The most important thing to note on the chart is that CALA broke a major trend line in the morning. Therefore, a trader watching the later breakdown after lunch would have been able to reasonably expect a sizable move due to the significance of the weakness in the morning.
Bullish Late Day Consolidation Pattern
DTWI had a nice 5 bar consolidation during lunch and then broke out right at 1 pm. DTWI then went on a run into the close. Notice how the move up never had a strong pullback to challenge the primary trend. When you catch these setups, you really have to step back and smell the roses.
Strengths of the Late Day Consolidation Pattern
- The stock has the rest of the afternoon to run.
- You actually have time to watch the play develop. Often times in the morning, the market does not afford you the luxury of resting on your laurels.
- Technicals work better as the catalyst for the move in the morning has died down.
Weaknesses of the Late Day Consolidation Pattern
- The pattern has a high failure rate. For every stock that breaks out and continues in the direction of the primary trend until the close, many fail and roll back over into a lifeless state. This lack of volatility and volume is what forced me to the reality that late day trading is not for me.
- If you aren’t careful, you could fall into the trap of holding a position overnight. As a day trader, this is unacceptable as you are now open to all of the market externals such as earnings reports, clinical trials and all of the other after hour shenanigans of the market.
- For those of us that have traded all day, you are exhausted by days end. You literally feel like your brain has been sitting in a meat grinder. The earlier you can finish the better, so having to sit there and watch the tape all day can become a bit too much over time.
There are tons of chart patterns you can trade in the market; however, these are the three main patterns I have observed over the years. Like everything else with trading, the more you can focus your attention on one or two areas, the higher the likelihood you will have of success.
The key takeaways are if you don’t mind the hustle and bustle in the morning, then the morning consolidation pattern is for you.

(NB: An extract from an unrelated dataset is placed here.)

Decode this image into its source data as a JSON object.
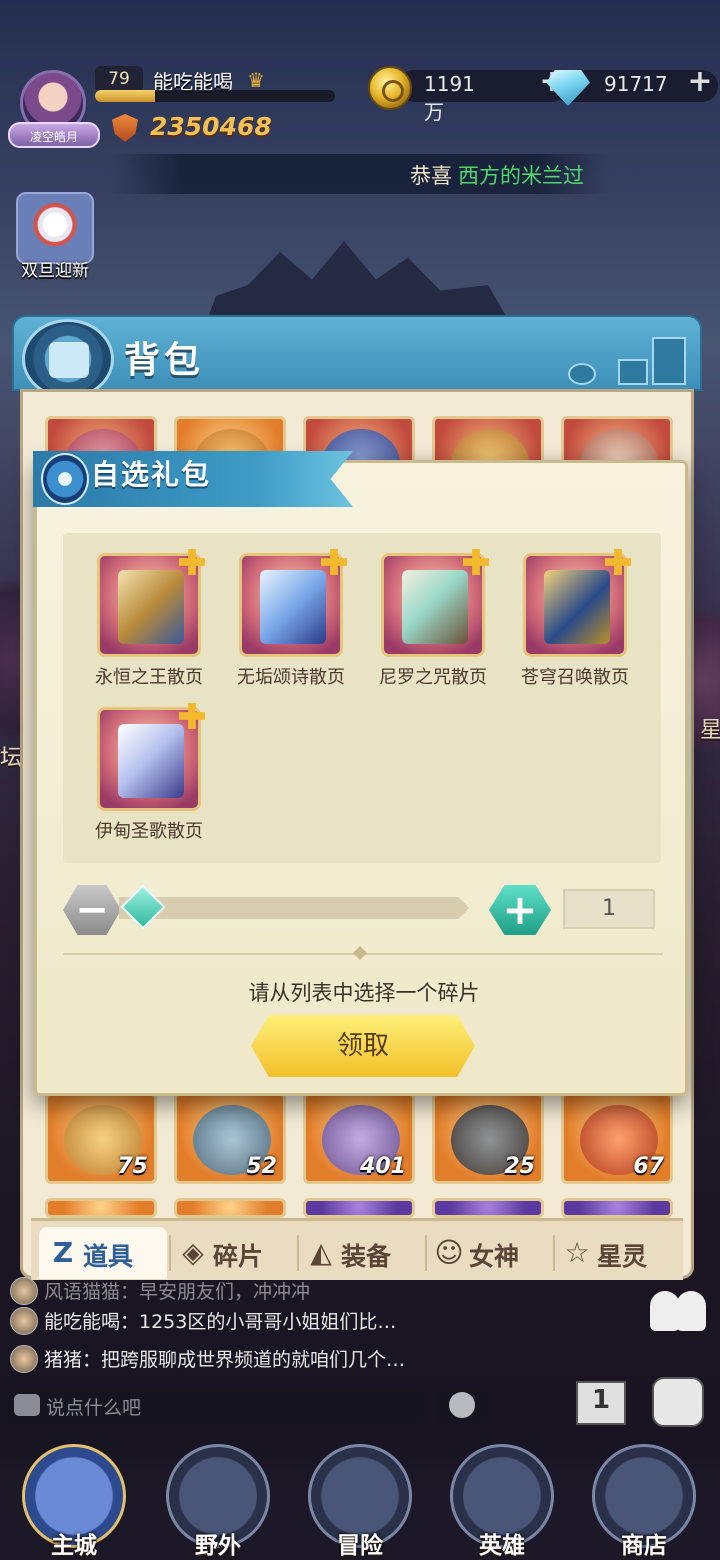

If you like to go counter to things in life and act as a lone wolf, then the reversal pattern is more your speed.
Lastly, if you like to dig deeper into chart patterns and compete with other seasoned traders in the afternoon, then the late day consolidation pattern will suit your needs.
I really hope this article was helpful. To learn more about how Tradingsim can help you become a better trader, please visit our homepage.